9th March 2020
Top ten commonly used jargon within the pension industry and what they actually mean
Retirement planning can be a daunting task – with so many options available since the pension freedoms, it can be easy to feel overwhelmed with the amount of complex information available. According to the Pensions Policy Institute (PPI), many people struggle to understand important financial fundamentals when it comes to retirement, such as tax, inflation, or how retirement income products work.
WEALTH at work, has collated its top ten of most commonly used jargon within the pension industry to help explain some of the financial fundamentals which people struggle to understand.
How much money you need to meet day-to-day living expenses and things you may want to do such as hobbies and travel when you retire.
It is important to consider all savings, as well as your pension, as possible income in retirement. This is because it may be possible to keep yourself in a lower income tax band by limiting the amount you take from your pensions, and topping your income up instead with other savings such as ISAs and shares.
The amount of time people are likely to live for, and therefore how long you need your retirement savings to last. People are generally living longer. A male retiring now at age 65 can expect to live on average to age 83 and a female to age 85. This means your money has to provide you with an income for about 20 years! For some people, this could be much longer as these figures are average life expectancies.
The rising cost of living means that the buying power of your money is reduced over time. If inflation is 2%, £100 now will be worth £83.68 in 10 years, £68.64 in 20 years and £56.31 in 30 years. It is quite possible that you will need to provide an income for yourself for over 20 years, perhaps even more than 30. If you do not protect yourself against inflation, you may have to live on much less than half the income you retire with when you reach your later years.
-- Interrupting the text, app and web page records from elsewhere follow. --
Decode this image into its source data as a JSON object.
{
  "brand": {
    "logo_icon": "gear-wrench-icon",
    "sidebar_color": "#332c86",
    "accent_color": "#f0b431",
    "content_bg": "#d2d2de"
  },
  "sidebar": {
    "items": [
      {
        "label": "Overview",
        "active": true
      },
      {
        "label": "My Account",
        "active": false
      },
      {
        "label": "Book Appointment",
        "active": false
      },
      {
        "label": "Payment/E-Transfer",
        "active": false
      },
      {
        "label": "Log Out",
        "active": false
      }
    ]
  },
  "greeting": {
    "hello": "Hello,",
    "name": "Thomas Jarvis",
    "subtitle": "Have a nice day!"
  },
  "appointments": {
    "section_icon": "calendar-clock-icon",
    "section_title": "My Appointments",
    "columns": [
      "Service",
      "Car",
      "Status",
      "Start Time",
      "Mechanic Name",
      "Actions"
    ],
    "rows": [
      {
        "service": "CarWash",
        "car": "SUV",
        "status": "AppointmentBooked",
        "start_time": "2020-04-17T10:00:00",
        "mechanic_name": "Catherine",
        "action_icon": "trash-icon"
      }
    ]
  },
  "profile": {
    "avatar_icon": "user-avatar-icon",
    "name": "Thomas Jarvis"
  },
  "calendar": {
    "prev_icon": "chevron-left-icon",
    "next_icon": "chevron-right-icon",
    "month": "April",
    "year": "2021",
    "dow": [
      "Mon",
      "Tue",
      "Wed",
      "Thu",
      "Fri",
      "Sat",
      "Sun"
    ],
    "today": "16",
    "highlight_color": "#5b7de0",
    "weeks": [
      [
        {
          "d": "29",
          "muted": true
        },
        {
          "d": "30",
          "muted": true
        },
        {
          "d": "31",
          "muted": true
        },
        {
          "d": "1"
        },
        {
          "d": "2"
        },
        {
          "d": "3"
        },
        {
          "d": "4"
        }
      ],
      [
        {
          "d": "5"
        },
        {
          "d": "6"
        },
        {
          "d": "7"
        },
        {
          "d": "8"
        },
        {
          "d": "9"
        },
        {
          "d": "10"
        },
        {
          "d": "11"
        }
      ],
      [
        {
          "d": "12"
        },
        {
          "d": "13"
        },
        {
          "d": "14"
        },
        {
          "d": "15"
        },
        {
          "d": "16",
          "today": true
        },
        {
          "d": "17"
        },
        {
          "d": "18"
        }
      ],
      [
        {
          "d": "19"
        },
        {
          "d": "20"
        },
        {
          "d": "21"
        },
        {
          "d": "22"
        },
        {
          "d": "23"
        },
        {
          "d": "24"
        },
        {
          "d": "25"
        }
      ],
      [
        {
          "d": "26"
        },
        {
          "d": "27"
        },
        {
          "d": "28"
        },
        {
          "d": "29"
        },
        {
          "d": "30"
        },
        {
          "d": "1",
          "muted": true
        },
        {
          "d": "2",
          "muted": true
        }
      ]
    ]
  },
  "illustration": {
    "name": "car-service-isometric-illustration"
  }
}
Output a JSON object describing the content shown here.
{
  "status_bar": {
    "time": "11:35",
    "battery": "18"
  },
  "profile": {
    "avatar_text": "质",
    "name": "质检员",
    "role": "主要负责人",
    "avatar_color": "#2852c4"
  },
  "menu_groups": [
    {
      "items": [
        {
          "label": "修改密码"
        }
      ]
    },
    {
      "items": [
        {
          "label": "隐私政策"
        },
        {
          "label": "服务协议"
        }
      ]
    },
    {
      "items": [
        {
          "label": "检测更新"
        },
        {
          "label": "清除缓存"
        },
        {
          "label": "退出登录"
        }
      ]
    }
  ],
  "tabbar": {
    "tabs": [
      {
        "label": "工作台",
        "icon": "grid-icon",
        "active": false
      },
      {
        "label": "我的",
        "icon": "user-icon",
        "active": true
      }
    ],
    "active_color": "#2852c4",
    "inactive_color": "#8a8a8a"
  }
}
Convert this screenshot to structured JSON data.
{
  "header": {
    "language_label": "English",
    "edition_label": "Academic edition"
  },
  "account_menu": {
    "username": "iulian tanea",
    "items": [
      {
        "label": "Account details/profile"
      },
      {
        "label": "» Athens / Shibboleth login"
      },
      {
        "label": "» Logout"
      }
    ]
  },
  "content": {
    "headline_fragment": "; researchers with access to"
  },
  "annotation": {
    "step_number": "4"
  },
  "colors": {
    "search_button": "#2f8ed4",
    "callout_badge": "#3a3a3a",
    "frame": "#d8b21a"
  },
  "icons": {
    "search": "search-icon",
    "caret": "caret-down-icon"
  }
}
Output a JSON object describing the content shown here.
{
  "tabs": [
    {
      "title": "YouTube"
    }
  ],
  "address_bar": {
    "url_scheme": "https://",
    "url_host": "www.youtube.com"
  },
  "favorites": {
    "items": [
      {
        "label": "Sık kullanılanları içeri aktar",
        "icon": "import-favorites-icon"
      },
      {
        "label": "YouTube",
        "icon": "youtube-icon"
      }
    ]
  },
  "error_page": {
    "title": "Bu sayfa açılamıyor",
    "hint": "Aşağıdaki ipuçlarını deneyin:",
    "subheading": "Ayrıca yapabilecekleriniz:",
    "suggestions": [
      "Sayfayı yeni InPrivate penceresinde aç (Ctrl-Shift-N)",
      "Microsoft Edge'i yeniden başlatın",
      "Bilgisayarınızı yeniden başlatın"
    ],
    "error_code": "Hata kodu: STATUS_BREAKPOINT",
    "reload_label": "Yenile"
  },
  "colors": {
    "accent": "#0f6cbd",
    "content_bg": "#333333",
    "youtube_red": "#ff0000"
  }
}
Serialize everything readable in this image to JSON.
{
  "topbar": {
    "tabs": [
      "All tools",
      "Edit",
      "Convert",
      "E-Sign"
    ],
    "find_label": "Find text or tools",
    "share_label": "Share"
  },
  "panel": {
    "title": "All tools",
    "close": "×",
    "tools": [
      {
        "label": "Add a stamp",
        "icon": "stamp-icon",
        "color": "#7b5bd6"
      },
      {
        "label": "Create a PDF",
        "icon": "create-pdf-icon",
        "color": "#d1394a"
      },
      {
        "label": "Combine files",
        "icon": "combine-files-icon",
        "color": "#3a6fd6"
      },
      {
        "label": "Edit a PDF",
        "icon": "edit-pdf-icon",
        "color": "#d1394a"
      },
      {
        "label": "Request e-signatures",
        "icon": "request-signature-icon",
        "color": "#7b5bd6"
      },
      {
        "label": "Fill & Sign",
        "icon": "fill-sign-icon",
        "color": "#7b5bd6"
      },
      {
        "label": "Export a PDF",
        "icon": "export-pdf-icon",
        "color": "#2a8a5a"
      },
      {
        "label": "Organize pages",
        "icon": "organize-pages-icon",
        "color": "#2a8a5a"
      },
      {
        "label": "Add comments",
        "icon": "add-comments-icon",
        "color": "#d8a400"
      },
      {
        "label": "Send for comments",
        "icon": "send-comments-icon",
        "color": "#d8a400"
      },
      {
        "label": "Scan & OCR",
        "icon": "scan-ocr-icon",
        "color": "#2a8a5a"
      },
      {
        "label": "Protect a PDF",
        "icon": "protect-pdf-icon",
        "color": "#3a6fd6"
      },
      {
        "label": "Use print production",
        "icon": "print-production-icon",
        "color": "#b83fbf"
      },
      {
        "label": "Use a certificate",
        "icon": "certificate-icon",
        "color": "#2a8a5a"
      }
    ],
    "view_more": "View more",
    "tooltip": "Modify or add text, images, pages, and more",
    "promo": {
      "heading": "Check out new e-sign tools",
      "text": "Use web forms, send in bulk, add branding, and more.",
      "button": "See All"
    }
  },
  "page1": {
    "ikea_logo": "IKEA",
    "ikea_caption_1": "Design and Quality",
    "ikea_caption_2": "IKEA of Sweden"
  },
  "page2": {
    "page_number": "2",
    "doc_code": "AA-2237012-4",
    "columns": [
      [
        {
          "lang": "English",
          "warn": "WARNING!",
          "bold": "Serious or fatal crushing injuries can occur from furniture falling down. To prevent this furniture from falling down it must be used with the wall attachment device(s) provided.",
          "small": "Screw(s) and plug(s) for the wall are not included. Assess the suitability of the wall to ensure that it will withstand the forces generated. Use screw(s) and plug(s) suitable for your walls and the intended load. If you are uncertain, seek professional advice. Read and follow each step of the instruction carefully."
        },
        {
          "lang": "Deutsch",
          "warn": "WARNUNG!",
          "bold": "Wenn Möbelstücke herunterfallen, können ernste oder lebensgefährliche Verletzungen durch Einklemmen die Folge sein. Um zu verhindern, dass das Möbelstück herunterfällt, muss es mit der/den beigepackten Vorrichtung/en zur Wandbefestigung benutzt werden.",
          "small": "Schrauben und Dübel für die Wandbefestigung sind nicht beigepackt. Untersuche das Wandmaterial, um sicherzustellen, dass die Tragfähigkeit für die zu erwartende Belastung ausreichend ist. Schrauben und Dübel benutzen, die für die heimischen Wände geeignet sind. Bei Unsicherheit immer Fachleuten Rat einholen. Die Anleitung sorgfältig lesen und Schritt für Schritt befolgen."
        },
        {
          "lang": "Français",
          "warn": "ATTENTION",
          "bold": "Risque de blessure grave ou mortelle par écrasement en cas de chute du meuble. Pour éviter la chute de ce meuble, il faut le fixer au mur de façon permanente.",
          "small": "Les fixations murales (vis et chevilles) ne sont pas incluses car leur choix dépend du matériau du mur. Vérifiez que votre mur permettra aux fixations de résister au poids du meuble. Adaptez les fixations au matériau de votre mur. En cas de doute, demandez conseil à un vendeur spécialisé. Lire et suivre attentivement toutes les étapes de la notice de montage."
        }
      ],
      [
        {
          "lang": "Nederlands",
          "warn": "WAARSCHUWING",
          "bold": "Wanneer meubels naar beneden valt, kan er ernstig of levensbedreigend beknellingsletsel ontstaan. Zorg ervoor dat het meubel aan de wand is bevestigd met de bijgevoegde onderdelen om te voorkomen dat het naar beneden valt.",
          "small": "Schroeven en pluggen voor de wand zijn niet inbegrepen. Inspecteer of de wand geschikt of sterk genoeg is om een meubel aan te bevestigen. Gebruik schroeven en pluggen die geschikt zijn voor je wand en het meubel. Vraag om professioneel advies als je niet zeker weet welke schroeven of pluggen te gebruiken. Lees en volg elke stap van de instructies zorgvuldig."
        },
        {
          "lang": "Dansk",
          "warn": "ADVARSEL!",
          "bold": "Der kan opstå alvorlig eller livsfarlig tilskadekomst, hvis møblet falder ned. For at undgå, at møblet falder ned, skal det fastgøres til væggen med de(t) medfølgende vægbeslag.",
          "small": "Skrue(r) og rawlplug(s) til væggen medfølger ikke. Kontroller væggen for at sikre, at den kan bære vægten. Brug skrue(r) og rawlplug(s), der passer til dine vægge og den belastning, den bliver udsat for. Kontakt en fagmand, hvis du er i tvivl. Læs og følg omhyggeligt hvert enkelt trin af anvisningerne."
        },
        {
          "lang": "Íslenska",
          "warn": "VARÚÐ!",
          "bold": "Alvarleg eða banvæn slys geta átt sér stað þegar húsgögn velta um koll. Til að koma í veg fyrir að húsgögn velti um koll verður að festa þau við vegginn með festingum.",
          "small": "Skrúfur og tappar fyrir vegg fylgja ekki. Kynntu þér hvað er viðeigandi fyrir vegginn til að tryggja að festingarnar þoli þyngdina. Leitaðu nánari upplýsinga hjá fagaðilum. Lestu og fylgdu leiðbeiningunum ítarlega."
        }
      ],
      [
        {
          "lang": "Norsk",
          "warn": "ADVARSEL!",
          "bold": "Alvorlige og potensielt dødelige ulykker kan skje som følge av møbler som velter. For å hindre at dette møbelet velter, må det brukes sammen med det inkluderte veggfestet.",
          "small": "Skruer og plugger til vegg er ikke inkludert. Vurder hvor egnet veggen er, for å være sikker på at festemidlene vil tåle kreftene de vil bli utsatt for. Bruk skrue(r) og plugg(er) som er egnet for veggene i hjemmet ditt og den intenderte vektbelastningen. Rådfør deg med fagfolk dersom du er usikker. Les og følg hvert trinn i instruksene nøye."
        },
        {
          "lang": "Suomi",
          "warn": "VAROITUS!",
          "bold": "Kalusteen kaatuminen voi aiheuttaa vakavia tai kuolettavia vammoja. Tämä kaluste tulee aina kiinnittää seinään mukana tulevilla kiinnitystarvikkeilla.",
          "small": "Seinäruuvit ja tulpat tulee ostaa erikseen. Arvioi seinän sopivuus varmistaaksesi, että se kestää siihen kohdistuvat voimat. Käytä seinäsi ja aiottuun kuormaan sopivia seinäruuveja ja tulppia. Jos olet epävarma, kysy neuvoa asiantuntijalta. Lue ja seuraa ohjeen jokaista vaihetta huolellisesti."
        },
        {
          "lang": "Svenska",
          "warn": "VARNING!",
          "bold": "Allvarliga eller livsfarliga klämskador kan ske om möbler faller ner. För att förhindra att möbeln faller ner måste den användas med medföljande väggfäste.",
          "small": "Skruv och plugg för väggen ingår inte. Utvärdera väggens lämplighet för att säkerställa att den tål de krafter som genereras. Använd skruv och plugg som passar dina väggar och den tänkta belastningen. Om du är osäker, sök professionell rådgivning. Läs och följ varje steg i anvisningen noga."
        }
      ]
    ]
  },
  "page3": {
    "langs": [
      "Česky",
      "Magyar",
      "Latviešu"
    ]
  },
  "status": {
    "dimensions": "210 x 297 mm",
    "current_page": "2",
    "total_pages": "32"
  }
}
These are products which people buy with their pension to provide them with an income in their retirement. Traditionally this was an annuity, which provides a guaranteed income for life. However, as people with a defined contribution (DC) pension are able to access their pensions as and when they would like (currently from age 55), new more flexible retirement income products are being introduced to enable this.
An annuity is an insurance policy which pays a guaranteed income for the rest of your life. The rate is fixed at the time the annuity is purchased. The amount of pension you receive will be based on your individual circumstances such as the size of the pension fund you use to buy the annuity, your age, interest rates at the time of purchase and your health/lifestyle.
Once the annuity has been purchased, it will usually not be possible to change its terms. There are also a number of variations on the type of annuity offered such as lifetime annuities, fixed-term annuities and investment-linked annuities, so it is important to understand each type before committing to one.
This is a popular alternative to buying an annuity. It allows you to draw an income from your pension fund while the fund remains invested. You can take 25% of the income tax-free each year; for example, if you withdraw £10,000 a year, £2,500 can be taken tax-free. Alternatively you could withdraw 25% of your whole pension pot in one go tax-free, however, this is probably not a good idea if you are simply going to re-invest it as it won’t be as tax efficient as leaving it in the pension.
Some retirement income options carry investment risk, this is the risk of an investment return being different to what is expected, and includes the possibility of losing some or all of the original investment. Choosing the right level of investment risk is essential to create an investment strategy that you are comfortable with.
If you have a DB scheme (also known as a final salary scheme) but would like the flexibility of being able to control the amount of income you receive each year, you can transfer your DB scheme into a DC pension. It is important to note that transferring from a DB pension scheme can mean that valuable guaranteed benefits are given up and many could find themselves worse off. If you are considering transferring out of a DB scheme, you must seek advice from someone who has been authorised to give pension transfer advice by the Financial Conduct Authority (FCA). You can check this on the FCA’s financial services register: register.fca.org.uk.
This is when a scammer has persuaded an individual to transfer their pension pot to them or release funds from their pension to invest. It is often invested in high risk investments or products which hides multiple fees and high charges. In some cases, the funds are stolen outright. Scammers target those approaching retirement as they potentially have access to a lot of money which they want to try to take. Remember the old saying, ‘if something sounds too good to be true, it probably is’. To help protect yourself from scams, you should check that any firm you take advice from is regulated by the FCA and then proceed with caution. Further information can be found at www.thepensionsregulator.gov.uk/regulate-and-enforce/pension-scams.aspx. You can also visit the FCA’s ScamSmart website which includes a warning list of companies operating without authorisation or running scams: fca.org.uk/scamsmart.
Jonathan Watts-Lay, Director, WEALTH at work, comments, “Planning what to do with your money in retirement can be confusing for many, especially with the amount of jargon that is often used.
He continues, “I hope that by explaining some of this jargon, people will have a better understanding and be motivated to look for the support they need. Pensionwise.gov.uk is a good place to start, and many organisations now offer retirement seminars in the workplace, so it is always worth finding out what your employer offers.”